[Opening Input records section]

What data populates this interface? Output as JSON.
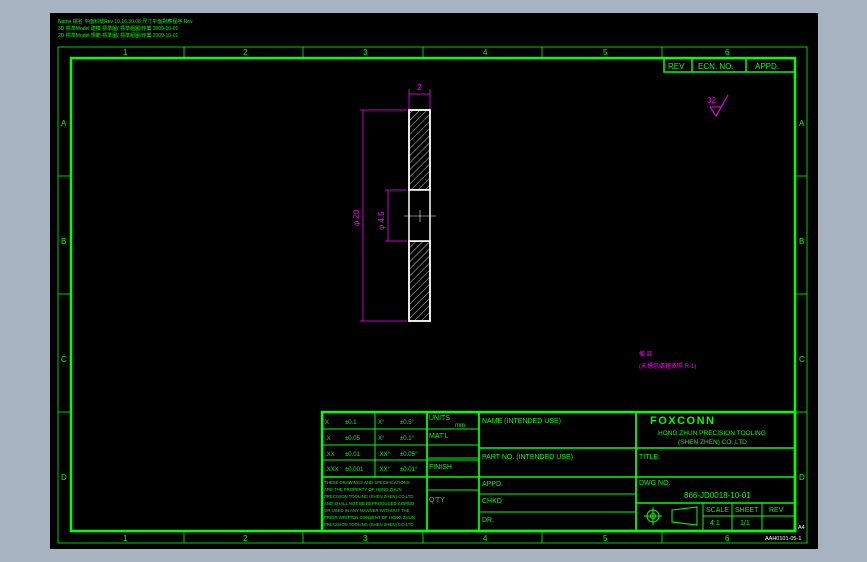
{
  "header_notes": [
    "Name 檔名 平面料號Rev 10.16.30.08 尺寸平面對應程序 Rev",
    "3D 標準Model 建模 標準圖/ 標準組圖/作業 2009-10-01",
    "2D 標準Model 規範 標準圖/ 標準組圖/作業 2009-10-01"
  ],
  "column_numbers": [
    "1",
    "2",
    "3",
    "4",
    "5",
    "6"
  ],
  "row_letters": [
    "A",
    "B",
    "C",
    "D"
  ],
  "revision_block": {
    "rev": "REV",
    "ecn": "ECN. NO.",
    "appd": "APPD."
  },
  "surface_roughness": "32",
  "dimensions": {
    "thickness": "2",
    "outer_diameter": "φ 20",
    "inner_diameter": "φ 4.5"
  },
  "note_text": [
    "備 註",
    "(未標示處理依照 R-1)"
  ],
  "tolerance_table": {
    "rows": [
      {
        "lin": "X",
        "lin_tol": "±0.1",
        "ang": "X°",
        "ang_tol": "±0.5°"
      },
      {
        "lin": ".X",
        "lin_tol": "±0.05",
        "ang": "X°",
        "ang_tol": "±0.1°"
      },
      {
        "lin": ".XX",
        "lin_tol": "±0.01",
        "ang": ".XX°",
        "ang_tol": "±0.05°"
      },
      {
        "lin": ".XXX",
        "lin_tol": "±0.001",
        "ang": ".XX°",
        "ang_tol": "±0.01°"
      }
    ],
    "units_label": "UNITS",
    "units_value": "mm",
    "material_label": "MAT'L",
    "finish_label": "FINISH",
    "qty_label": "Q'TY",
    "legal_note": [
      "THESE DRAWINGS AND SPECIFICATIONS",
      "ARE THE PROPERTY OF HONG ZHUN",
      "PRECISION TOOLING (SHEN ZHEN) CO.LTD",
      "AND SHALL NOT BE REPRODUCED COPIED",
      "OR USED IN ANY MANNER WITHOUT THE",
      "PRIOR WRITTEN CONSENT OF HONG ZHUN",
      "PRECISION TOOLING (SHEN ZHEN) CO.LTD"
    ]
  },
  "title_block": {
    "name_label": "NAME (INTENDED USE)",
    "part_no_label": "PART NO. (INTENDED USE)",
    "appd_label": "APPD.",
    "chkd_label": "CHKD",
    "dr_label": "DR.",
    "company_logo": "FOXCONN",
    "company_name": "HONG ZHUN PRECISION TOOLING",
    "company_sub": "(SHEN ZHEN) CO.,LTD",
    "title_label": "TITLE:",
    "dwg_label": "DWG NO.",
    "dwg_no": "866-JD0018-10-01",
    "scale_label": "SCALE",
    "scale_value": "4:1",
    "sheet_label": "SHEET",
    "sheet_value": "1/1",
    "rev_label": "REV"
  },
  "footer_code": "AAH0101-05-1",
  "corner_mark": "A4"
}
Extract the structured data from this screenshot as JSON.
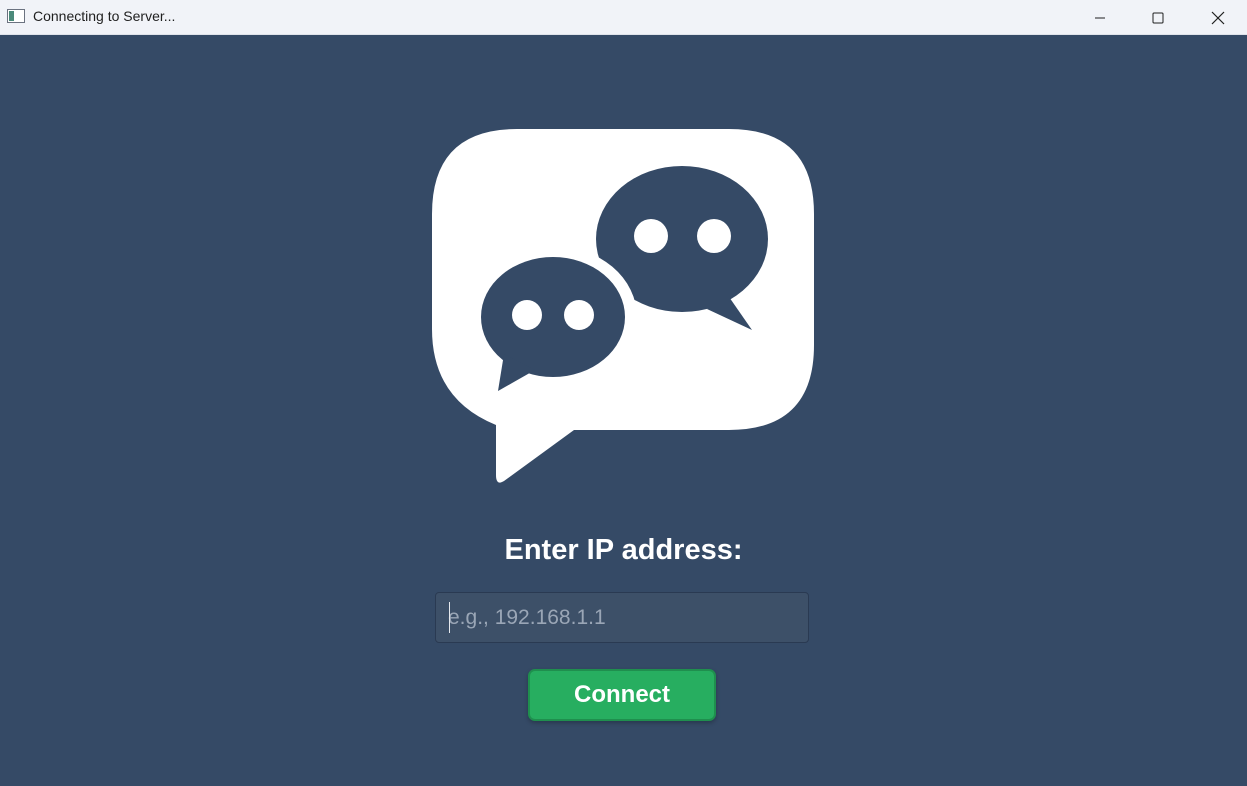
{
  "window": {
    "title": "Connecting to Server...",
    "app_icon": "window-icon",
    "controls": {
      "minimize": "minimize-icon",
      "maximize": "maximize-icon",
      "close": "close-icon"
    }
  },
  "main": {
    "logo_icon": "chat-bubbles-icon",
    "prompt_label": "Enter IP address:",
    "ip_input": {
      "value": "",
      "placeholder": "e.g., 192.168.1.1"
    },
    "connect_label": "Connect"
  },
  "colors": {
    "background": "#354a66",
    "titlebar": "#f1f3f8",
    "input_bg": "#3d5068",
    "button": "#27ae60",
    "logo": "#ffffff"
  }
}
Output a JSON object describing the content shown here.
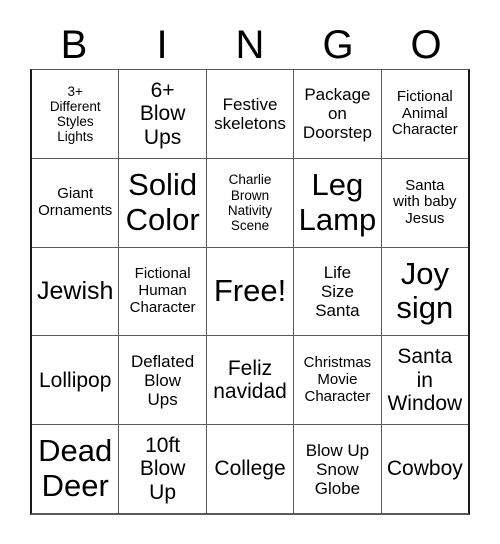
{
  "card": {
    "header_letters": [
      "B",
      "I",
      "N",
      "G",
      "O"
    ],
    "background_color": "#ffffff",
    "text_color": "#000000",
    "border_color": "#5a5a5a",
    "rows": [
      [
        {
          "text": "3+\nDifferent\nStyles\nLights",
          "size": "xs"
        },
        {
          "text": "6+\nBlow\nUps",
          "size": "l"
        },
        {
          "text": "Festive\nskeletons",
          "size": "m"
        },
        {
          "text": "Package\non\nDoorstep",
          "size": "m"
        },
        {
          "text": "Fictional\nAnimal\nCharacter",
          "size": "s"
        }
      ],
      [
        {
          "text": "Giant\nOrnaments",
          "size": "s"
        },
        {
          "text": "Solid\nColor",
          "size": "xxl"
        },
        {
          "text": "Charlie\nBrown\nNativity\nScene",
          "size": "xs"
        },
        {
          "text": "Leg\nLamp",
          "size": "xxl"
        },
        {
          "text": "Santa\nwith baby\nJesus",
          "size": "s"
        }
      ],
      [
        {
          "text": "Jewish",
          "size": "xl"
        },
        {
          "text": "Fictional\nHuman\nCharacter",
          "size": "s"
        },
        {
          "text": "Free!",
          "size": "xxl"
        },
        {
          "text": "Life\nSize\nSanta",
          "size": "m"
        },
        {
          "text": "Joy\nsign",
          "size": "xxl"
        }
      ],
      [
        {
          "text": "Lollipop",
          "size": "l"
        },
        {
          "text": "Deflated\nBlow\nUps",
          "size": "m"
        },
        {
          "text": "Feliz\nnavidad",
          "size": "l"
        },
        {
          "text": "Christmas\nMovie\nCharacter",
          "size": "s"
        },
        {
          "text": "Santa\nin\nWindow",
          "size": "l"
        }
      ],
      [
        {
          "text": "Dead\nDeer",
          "size": "xxl"
        },
        {
          "text": "10ft\nBlow\nUp",
          "size": "l"
        },
        {
          "text": "College",
          "size": "l"
        },
        {
          "text": "Blow Up\nSnow\nGlobe",
          "size": "m"
        },
        {
          "text": "Cowboy",
          "size": "l"
        }
      ]
    ]
  }
}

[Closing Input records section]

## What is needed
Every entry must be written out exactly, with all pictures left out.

## Worked solution
What data populates this interface? Output as JSON.
{
  "header_notes": [
    "Name 檔名 平面料號Rev 10.16.30.08 尺寸平面對應程序 Rev",
    "3D 標準Model 建模 標準圖/ 標準組圖/作業 2009-10-01",
    "2D 標準Model 規範 標準圖/ 標準組圖/作業 2009-10-01"
  ],
  "column_numbers": [
    "1",
    "2",
    "3",
    "4",
    "5",
    "6"
  ],
  "row_letters": [
    "A",
    "B",
    "C",
    "D"
  ],
  "revision_block": {
    "rev": "REV",
    "ecn": "ECN. NO.",
    "appd": "APPD."
  },
  "surface_roughness": "32",
  "dimensions": {
    "thickness": "2",
    "outer_diameter": "φ 20",
    "inner_diameter": "φ 4.5"
  },
  "note_text": [
    "備 註",
    "(未標示處理依照 R-1)"
  ],
  "tolerance_table": {
    "rows": [
      {
        "lin": "X",
        "lin_tol": "±0.1",
        "ang": "X°",
        "ang_tol": "±0.5°"
      },
      {
        "lin": ".X",
        "lin_tol": "±0.05",
        "ang": "X°",
        "ang_tol": "±0.1°"
      },
      {
        "lin": ".XX",
        "lin_tol": "±0.01",
        "ang": ".XX°",
        "ang_tol": "±0.05°"
      },
      {
        "lin": ".XXX",
        "lin_tol": "±0.001",
        "ang": ".XX°",
        "ang_tol": "±0.01°"
      }
    ],
    "units_label": "UNITS",
    "units_value": "mm",
    "material_label": "MAT'L",
    "finish_label": "FINISH",
    "qty_label": "Q'TY",
    "legal_note": [
      "THESE DRAWINGS AND SPECIFICATIONS",
      "ARE THE PROPERTY OF HONG ZHUN",
      "PRECISION TOOLING (SHEN ZHEN) CO.LTD",
      "AND SHALL NOT BE REPRODUCED COPIED",
      "OR USED IN ANY MANNER WITHOUT THE",
      "PRIOR WRITTEN CONSENT OF HONG ZHUN",
      "PRECISION TOOLING (SHEN ZHEN) CO.LTD"
    ]
  },
  "title_block": {
    "name_label": "NAME (INTENDED USE)",
    "part_no_label": "PART NO. (INTENDED USE)",
    "appd_label": "APPD.",
    "chkd_label": "CHKD",
    "dr_label": "DR.",
    "company_logo": "FOXCONN",
    "company_name": "HONG ZHUN PRECISION TOOLING",
    "company_sub": "(SHEN ZHEN) CO.,LTD",
    "title_label": "TITLE:",
    "dwg_label": "DWG NO.",
    "dwg_no": "866-JD0018-10-01",
    "scale_label": "SCALE",
    "scale_value": "4:1",
    "sheet_label": "SHEET",
    "sheet_value": "1/1",
    "rev_label": "REV"
  },
  "footer_code": "AAH0101-05-1",
  "corner_mark": "A4"
}
Extract the structured data from this screenshot as JSON.
{
  "window": {
    "title": "Connecting to Server...",
    "app_icon": "window-icon",
    "controls": {
      "minimize": "minimize-icon",
      "maximize": "maximize-icon",
      "close": "close-icon"
    }
  },
  "main": {
    "logo_icon": "chat-bubbles-icon",
    "prompt_label": "Enter IP address:",
    "ip_input": {
      "value": "",
      "placeholder": "e.g., 192.168.1.1"
    },
    "connect_label": "Connect"
  },
  "colors": {
    "background": "#354a66",
    "titlebar": "#f1f3f8",
    "input_bg": "#3d5068",
    "button": "#27ae60",
    "logo": "#ffffff"
  }
}
Output a JSON object describing the content shown here.
{
  "card": {
    "header_letters": [
      "B",
      "I",
      "N",
      "G",
      "O"
    ],
    "background_color": "#ffffff",
    "text_color": "#000000",
    "border_color": "#5a5a5a",
    "rows": [
      [
        {
          "text": "3+\nDifferent\nStyles\nLights",
          "size": "xs"
        },
        {
          "text": "6+\nBlow\nUps",
          "size": "l"
        },
        {
          "text": "Festive\nskeletons",
          "size": "m"
        },
        {
          "text": "Package\non\nDoorstep",
          "size": "m"
        },
        {
          "text": "Fictional\nAnimal\nCharacter",
          "size": "s"
        }
      ],
      [
        {
          "text": "Giant\nOrnaments",
          "size": "s"
        },
        {
          "text": "Solid\nColor",
          "size": "xxl"
        },
        {
          "text": "Charlie\nBrown\nNativity\nScene",
          "size": "xs"
        },
        {
          "text": "Leg\nLamp",
          "size": "xxl"
        },
        {
          "text": "Santa\nwith baby\nJesus",
          "size": "s"
        }
      ],
      [
        {
          "text": "Jewish",
          "size": "xl"
        },
        {
          "text": "Fictional\nHuman\nCharacter",
          "size": "s"
        },
        {
          "text": "Free!",
          "size": "xxl"
        },
        {
          "text": "Life\nSize\nSanta",
          "size": "m"
        },
        {
          "text": "Joy\nsign",
          "size": "xxl"
        }
      ],
      [
        {
          "text": "Lollipop",
          "size": "l"
        },
        {
          "text": "Deflated\nBlow\nUps",
          "size": "m"
        },
        {
          "text": "Feliz\nnavidad",
          "size": "l"
        },
        {
          "text": "Christmas\nMovie\nCharacter",
          "size": "s"
        },
        {
          "text": "Santa\nin\nWindow",
          "size": "l"
        }
      ],
      [
        {
          "text": "Dead\nDeer",
          "size": "xxl"
        },
        {
          "text": "10ft\nBlow\nUp",
          "size": "l"
        },
        {
          "text": "College",
          "size": "l"
        },
        {
          "text": "Blow Up\nSnow\nGlobe",
          "size": "m"
        },
        {
          "text": "Cowboy",
          "size": "l"
        }
      ]
    ]
  }
}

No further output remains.